→ **Aim of the task**: Filter the entries that follow, copying every line in which the word "Servicii" appears.

→ **The records**:
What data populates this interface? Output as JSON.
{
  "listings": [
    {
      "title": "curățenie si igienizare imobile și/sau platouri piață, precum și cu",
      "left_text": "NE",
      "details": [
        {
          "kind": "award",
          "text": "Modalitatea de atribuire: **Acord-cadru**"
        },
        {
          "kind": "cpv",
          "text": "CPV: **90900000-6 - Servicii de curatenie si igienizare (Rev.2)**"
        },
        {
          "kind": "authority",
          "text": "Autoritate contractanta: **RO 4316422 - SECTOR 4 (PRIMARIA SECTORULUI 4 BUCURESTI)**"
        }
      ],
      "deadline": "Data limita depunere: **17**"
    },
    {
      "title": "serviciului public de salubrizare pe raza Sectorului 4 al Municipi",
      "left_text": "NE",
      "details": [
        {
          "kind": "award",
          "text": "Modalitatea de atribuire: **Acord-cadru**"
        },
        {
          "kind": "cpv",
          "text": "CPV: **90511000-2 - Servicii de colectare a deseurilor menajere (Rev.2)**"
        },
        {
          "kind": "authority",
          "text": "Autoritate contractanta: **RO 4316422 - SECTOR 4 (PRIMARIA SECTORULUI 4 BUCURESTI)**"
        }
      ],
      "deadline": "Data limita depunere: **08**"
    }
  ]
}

→ **Output below**:
          "text": "CPV: **90900000-6 - Servicii de curatenie si igienizare (Rev.2)**"
          "text": "CPV: **90511000-2 - Servicii de colectare a deseurilor menajere (Rev.2)**"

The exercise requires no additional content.